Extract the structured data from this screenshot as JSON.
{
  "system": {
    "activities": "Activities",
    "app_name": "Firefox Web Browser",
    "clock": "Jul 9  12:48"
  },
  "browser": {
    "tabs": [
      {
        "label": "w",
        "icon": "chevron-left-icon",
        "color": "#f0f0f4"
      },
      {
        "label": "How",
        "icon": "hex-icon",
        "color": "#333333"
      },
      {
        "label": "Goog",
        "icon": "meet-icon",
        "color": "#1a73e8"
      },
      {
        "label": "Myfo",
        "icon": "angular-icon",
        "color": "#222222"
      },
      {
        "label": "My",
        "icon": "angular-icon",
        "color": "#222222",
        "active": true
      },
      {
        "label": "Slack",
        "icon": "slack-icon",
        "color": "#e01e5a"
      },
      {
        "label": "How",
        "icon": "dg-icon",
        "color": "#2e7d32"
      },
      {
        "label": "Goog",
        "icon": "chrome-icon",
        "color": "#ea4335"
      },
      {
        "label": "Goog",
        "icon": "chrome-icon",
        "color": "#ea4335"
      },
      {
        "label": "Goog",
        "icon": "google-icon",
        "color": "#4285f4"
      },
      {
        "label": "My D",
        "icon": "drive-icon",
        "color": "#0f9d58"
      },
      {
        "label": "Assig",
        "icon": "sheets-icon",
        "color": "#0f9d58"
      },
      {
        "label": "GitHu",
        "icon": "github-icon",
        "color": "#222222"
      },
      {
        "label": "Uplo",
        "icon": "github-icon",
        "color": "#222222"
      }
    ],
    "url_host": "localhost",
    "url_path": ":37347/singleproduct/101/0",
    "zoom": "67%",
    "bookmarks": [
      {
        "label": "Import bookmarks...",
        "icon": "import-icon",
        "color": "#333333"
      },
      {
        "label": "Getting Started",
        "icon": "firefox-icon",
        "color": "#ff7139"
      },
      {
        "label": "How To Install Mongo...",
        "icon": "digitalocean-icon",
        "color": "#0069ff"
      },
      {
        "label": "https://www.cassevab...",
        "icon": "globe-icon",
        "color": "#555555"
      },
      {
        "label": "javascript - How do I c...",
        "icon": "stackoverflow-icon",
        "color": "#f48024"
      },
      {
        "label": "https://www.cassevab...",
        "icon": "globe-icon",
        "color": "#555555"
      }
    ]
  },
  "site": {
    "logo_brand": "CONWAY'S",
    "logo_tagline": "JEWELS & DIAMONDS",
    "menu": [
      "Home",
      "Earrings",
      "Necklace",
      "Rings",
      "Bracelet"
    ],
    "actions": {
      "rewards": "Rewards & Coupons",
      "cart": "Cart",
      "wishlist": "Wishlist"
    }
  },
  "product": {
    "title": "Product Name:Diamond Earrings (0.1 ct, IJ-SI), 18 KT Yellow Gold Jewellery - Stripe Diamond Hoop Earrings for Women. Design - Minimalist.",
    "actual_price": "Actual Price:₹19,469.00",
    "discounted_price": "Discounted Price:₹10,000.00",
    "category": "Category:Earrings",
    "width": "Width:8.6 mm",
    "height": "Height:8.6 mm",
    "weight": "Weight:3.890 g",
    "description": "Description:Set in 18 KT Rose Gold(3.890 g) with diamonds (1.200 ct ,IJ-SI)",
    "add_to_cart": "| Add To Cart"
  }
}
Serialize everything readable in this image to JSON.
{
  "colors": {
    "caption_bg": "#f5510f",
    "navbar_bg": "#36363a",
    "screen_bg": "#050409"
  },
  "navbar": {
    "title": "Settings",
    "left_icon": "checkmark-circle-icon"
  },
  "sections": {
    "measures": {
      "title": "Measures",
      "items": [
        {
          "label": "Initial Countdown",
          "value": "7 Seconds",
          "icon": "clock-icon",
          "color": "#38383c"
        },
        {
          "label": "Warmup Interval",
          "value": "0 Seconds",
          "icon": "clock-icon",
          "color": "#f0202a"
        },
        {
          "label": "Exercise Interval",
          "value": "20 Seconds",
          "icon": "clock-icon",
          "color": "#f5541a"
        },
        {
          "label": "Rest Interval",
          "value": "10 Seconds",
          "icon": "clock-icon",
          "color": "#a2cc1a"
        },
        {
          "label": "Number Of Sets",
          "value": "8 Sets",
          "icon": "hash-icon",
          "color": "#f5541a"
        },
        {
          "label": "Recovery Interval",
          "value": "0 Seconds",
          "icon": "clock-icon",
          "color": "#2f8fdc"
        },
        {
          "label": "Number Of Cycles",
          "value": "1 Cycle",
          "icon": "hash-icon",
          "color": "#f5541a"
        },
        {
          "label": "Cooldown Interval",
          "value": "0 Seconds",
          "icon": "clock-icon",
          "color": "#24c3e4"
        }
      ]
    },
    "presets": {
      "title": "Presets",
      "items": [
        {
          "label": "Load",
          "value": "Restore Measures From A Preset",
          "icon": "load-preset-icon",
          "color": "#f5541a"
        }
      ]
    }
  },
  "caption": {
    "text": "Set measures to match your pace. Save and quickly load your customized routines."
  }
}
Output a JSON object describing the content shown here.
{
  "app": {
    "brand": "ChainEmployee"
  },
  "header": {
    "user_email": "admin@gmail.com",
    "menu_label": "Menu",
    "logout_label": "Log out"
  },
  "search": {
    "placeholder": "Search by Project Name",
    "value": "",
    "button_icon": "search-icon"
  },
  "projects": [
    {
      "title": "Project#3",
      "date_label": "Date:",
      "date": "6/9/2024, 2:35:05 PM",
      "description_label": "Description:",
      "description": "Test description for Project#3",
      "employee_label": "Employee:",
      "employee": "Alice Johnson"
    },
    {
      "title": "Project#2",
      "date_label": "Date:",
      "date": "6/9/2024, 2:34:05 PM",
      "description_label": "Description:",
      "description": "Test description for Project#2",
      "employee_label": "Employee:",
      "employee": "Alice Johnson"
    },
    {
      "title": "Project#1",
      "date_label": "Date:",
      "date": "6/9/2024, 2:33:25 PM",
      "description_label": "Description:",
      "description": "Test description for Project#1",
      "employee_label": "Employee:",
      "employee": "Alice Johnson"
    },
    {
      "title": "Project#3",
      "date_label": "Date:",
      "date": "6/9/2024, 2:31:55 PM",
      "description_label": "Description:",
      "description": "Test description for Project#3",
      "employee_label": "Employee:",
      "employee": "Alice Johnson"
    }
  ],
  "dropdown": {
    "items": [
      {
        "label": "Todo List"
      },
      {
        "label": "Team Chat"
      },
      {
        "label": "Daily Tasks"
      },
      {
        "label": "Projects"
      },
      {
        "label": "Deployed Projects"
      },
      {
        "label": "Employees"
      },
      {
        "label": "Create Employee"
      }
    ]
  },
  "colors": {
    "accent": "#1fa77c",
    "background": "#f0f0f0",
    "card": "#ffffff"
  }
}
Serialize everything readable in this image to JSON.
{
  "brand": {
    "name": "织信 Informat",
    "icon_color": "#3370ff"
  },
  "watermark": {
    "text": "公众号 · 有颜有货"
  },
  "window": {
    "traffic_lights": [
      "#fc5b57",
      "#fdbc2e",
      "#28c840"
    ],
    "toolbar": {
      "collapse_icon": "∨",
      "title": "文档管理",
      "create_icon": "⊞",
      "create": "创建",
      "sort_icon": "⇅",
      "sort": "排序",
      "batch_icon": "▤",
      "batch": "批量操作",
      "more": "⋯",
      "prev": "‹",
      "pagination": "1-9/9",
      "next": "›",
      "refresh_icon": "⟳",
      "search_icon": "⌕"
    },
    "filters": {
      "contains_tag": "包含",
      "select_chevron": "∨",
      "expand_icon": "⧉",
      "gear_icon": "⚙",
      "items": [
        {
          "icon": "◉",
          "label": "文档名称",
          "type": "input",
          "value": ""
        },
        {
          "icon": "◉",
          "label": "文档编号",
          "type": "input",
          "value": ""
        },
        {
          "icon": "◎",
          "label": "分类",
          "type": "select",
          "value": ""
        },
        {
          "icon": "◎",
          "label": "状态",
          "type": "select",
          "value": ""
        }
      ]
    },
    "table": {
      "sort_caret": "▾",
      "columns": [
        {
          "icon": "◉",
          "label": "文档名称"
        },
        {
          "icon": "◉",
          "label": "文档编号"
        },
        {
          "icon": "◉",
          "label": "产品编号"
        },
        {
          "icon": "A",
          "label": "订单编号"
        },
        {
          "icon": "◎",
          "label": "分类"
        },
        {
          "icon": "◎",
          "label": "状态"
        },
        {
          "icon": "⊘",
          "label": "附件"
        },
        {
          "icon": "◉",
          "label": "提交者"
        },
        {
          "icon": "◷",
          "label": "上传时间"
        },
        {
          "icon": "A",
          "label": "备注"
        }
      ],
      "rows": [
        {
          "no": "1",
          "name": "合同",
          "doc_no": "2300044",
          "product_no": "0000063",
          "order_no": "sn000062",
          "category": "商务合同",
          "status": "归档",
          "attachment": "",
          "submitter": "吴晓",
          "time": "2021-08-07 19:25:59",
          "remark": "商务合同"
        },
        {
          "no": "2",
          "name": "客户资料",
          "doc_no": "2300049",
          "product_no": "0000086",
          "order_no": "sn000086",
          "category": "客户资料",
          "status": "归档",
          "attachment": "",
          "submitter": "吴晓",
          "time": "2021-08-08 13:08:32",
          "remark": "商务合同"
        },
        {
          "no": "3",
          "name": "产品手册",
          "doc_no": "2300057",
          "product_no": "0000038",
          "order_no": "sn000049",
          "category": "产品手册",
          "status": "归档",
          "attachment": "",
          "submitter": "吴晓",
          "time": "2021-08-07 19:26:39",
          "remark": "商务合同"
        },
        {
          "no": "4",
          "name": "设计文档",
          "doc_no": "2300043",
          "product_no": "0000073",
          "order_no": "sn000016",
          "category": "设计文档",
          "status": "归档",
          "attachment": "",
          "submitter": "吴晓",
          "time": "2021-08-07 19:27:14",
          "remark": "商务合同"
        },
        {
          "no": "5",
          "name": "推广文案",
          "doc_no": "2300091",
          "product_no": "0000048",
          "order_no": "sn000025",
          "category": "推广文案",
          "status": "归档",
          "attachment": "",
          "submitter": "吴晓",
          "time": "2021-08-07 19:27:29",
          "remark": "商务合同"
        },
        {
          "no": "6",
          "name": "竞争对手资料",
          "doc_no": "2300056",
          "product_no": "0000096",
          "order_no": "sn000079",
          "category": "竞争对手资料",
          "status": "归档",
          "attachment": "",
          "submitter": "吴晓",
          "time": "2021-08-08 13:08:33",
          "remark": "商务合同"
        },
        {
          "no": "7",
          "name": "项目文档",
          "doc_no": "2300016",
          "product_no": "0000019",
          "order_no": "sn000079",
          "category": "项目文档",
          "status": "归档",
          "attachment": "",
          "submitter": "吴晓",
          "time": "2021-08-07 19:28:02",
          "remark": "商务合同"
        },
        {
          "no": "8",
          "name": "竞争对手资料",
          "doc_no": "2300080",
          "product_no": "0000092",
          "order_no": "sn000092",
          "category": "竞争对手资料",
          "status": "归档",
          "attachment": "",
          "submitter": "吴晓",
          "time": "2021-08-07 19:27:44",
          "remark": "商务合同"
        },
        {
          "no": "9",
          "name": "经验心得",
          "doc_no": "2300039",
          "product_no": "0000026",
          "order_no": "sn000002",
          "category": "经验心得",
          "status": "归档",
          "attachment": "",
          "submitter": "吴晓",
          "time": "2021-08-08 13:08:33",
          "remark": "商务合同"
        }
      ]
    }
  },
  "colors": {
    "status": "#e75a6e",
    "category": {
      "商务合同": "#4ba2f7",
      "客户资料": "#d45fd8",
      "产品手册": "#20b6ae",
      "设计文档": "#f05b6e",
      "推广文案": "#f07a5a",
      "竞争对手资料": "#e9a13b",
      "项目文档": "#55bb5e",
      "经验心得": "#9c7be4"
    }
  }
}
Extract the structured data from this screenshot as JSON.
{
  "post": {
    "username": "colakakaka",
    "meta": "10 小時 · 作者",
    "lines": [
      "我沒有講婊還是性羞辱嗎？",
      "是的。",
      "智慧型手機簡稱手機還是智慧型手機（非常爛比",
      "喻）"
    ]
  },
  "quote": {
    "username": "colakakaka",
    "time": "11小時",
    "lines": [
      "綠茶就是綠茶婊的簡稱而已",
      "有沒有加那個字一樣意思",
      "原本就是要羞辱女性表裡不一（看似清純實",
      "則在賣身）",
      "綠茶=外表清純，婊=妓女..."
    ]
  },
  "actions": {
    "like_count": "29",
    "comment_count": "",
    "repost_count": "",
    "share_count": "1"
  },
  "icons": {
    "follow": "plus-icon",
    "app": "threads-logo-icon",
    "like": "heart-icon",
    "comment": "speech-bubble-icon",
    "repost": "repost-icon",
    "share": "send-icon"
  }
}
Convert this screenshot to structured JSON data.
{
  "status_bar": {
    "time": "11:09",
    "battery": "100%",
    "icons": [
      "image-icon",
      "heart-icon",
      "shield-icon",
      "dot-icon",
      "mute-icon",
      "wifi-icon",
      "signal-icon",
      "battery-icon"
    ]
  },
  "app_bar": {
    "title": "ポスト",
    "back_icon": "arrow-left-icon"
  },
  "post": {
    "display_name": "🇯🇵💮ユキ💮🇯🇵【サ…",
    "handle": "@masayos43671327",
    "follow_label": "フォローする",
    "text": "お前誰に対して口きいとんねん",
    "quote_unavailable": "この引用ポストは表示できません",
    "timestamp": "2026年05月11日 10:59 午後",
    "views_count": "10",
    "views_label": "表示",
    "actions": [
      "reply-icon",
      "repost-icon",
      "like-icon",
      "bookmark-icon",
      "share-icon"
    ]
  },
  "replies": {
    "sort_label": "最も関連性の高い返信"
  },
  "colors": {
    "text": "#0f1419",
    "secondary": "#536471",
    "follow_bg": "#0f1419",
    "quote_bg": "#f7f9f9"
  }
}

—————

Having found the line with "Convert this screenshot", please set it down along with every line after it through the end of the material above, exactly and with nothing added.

Convert this screenshot to structured JSON data.
{
  "status_bar": {
    "time": "11:09",
    "battery": "100%",
    "icons": [
      "image-icon",
      "heart-icon",
      "shield-icon",
      "dot-icon",
      "mute-icon",
      "wifi-icon",
      "signal-icon",
      "battery-icon"
    ]
  },
  "app_bar": {
    "title": "ポスト",
    "back_icon": "arrow-left-icon"
  },
  "post": {
    "display_name": "🇯🇵💮ユキ💮🇯🇵【サ…",
    "handle": "@masayos43671327",
    "follow_label": "フォローする",
    "text": "お前誰に対して口きいとんねん",
    "quote_unavailable": "この引用ポストは表示できません",
    "timestamp": "2026年05月11日 10:59 午後",
    "views_count": "10",
    "views_label": "表示",
    "actions": [
      "reply-icon",
      "repost-icon",
      "like-icon",
      "bookmark-icon",
      "share-icon"
    ]
  },
  "replies": {
    "sort_label": "最も関連性の高い返信"
  },
  "colors": {
    "text": "#0f1419",
    "secondary": "#536471",
    "follow_bg": "#0f1419",
    "quote_bg": "#f7f9f9"
  }
}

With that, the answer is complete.